* Under Kentucky common law, intentional interference with contractual relations gives rise to a tort action if it is malicious or without justification. Davis H. Elliot Co. v. Caribbean Utilities Co., 513 F.2d 1176, 1182 (6th Cir.1975). The Court of Appeals of Kentucky has more recently expanded on this, stating that "no action lies in Kentucky for such a breach unless the inter-meddler employs unlawful means, such as fraud, deceit, or coercion." Henkin, Inc. v. Berea Bank & Trust Co., 566 S.W.2d 420, 425 (Ky.App.1978). Naturally, the basic tort elements of duty, breach, causation, and damages must all be proven. See Prosser & Keeton, Law of Torts, Sec. 30, at 164 (5th ed. 1984); Henderson v. Milobsky, 595 F.2d 654, 658 n. 22 (D.C.Cir.1978) (citing Prosser).
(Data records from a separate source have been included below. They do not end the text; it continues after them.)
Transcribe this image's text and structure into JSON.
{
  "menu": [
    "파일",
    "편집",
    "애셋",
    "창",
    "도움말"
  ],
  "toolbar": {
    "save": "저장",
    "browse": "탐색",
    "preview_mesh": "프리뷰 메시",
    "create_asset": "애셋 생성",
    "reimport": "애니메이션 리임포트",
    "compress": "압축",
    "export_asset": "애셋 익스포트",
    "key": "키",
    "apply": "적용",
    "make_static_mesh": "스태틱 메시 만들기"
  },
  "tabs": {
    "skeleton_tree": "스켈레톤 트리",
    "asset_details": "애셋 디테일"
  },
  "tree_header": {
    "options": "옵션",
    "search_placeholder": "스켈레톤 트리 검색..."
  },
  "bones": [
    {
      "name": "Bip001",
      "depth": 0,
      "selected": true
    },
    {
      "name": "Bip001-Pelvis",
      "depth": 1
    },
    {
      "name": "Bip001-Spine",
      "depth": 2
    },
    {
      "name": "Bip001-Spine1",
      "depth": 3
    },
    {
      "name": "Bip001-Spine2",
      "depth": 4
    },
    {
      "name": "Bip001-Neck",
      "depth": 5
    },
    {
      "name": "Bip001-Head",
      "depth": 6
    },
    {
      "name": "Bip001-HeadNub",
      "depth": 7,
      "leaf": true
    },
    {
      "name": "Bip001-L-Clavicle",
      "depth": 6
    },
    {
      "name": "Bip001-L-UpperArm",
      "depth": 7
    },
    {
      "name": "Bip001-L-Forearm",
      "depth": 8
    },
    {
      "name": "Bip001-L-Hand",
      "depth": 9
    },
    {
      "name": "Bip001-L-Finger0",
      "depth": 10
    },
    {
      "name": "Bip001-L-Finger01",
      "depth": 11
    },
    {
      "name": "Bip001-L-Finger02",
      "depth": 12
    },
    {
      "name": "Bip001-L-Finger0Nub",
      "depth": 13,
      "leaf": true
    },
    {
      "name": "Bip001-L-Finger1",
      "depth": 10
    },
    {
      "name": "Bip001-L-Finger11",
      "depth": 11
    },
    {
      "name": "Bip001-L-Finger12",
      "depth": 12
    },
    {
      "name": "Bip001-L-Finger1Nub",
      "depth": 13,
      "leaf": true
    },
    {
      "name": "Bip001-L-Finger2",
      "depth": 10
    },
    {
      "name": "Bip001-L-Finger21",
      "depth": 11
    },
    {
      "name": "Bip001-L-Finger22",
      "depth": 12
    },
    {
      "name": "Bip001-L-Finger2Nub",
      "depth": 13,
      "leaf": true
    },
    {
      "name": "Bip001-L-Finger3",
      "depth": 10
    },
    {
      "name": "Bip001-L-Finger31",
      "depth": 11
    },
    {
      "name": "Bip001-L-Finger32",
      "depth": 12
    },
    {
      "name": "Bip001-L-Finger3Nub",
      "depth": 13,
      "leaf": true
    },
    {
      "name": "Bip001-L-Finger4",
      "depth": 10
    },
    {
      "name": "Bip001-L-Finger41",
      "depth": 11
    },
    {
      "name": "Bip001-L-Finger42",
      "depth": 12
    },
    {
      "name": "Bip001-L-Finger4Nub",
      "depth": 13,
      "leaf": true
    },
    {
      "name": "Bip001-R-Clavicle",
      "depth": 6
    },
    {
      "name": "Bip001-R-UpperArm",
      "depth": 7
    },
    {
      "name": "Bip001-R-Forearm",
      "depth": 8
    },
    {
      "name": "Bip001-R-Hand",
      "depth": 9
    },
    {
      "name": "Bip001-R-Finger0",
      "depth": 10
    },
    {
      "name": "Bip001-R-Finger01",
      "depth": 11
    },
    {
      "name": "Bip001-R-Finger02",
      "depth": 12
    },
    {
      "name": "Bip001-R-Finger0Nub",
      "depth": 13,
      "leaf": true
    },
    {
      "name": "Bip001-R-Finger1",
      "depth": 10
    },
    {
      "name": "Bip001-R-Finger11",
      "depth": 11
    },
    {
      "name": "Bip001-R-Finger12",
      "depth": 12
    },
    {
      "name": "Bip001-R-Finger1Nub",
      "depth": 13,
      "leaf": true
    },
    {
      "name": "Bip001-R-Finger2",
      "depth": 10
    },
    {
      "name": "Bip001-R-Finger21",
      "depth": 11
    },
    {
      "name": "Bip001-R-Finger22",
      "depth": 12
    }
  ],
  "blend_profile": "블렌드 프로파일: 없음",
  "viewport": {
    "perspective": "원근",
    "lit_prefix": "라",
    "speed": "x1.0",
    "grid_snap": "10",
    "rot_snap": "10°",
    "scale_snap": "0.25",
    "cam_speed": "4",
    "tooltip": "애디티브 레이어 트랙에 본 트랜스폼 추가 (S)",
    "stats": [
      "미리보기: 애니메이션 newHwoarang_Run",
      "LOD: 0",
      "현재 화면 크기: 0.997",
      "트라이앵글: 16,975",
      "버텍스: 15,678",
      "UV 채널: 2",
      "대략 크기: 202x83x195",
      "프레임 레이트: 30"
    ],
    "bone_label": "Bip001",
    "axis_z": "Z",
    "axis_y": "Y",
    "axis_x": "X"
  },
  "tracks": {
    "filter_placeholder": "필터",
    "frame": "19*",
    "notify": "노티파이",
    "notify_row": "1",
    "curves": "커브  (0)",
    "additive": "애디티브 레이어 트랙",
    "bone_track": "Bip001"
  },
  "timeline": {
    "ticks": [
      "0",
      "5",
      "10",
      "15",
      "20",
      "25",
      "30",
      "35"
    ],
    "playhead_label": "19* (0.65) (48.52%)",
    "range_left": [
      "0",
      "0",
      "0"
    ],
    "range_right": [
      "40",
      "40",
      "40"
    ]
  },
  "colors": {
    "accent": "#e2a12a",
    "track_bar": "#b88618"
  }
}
Plaintiff alleges that defendants "knowingly and without privilege or justification interfered with and caused Matchmaker to breach [its] contract" with plaintiff. The claim is based on a telex from Goodbody, the Syndicate chairperson, to Matchmaker: "I am sure that we will have the full cooperation of Matchmaker in the event of Mr. Stratmore deciding to go ahead and offer this season for sale." While it is clear that Matchmaker withdrew plaintiff's nomination from auction, it is not clear either that Matchmaker breached its contract, or that the withdrawal resulted from "unlawful means" by the Syndicate.


To tortiously interfere requires "the existence of a contract between the plaintiff and a third party and a subsequent breach of the contract by the third party." Industrial Equipment Co. v. Emerson Elec. Co., 554 F.2d 276, 289 (6th Cir.1977). The District Court found that Matchmaker did not breach its contract because its contract with plaintiff gave it " 'the right to refuse a consignment of any share or season ... for any reason which in its sole discretion it deems appropriate.' " In this case, there is convincing evidence that Matchmaker withdrew the nomination not because the telex was coercive, but because the telex made it aware of plaintiff's breach of the Syndicate Agreement. The head of Matchmaker, Mr. Weisbord, testified that it was company policy to respect the terms of syndicate agreements. The policy is based on their desire to avoid litigation. Given our earlier conclusion that the "no auction" clause is a lawful means of ensuring quality mares are presented to Shareef Dancer, defendants' interference was not "without justification" or "coercive." As the District Court found, there was neither breach nor causation.


Lastly, we agree with the District Court that plaintiff has failed to present a genuine issue of material fact on the issue of damages. As we discussed in conjunction with the antitrust claim, plaintiff did not present any meaningful evidence that he could have obtained more than $100,000 but for the "no auction" clause.



Plaintiff has likewise failed to establish the elements necessary to prevail on a claim of tortious interference with prospective advantage. The Court of Appeals of Kentucky considers the key factor to be "improper interference" with the relations. Cullen v. South East Coal Co., 685 S.W.2d 187, 190 (Ky.App.1983), cited by the District Court. As we stated above, defendants did not improperly interfere, given their valid interest in controlling the quality of mares presented to Shareef Dancer. Also, plaintiff's failure to establish damages is equally dispositive as to prospective advantage.


For the above reasons, the District Court's grant of summary judgment in favor of defendants is AFFIRMED.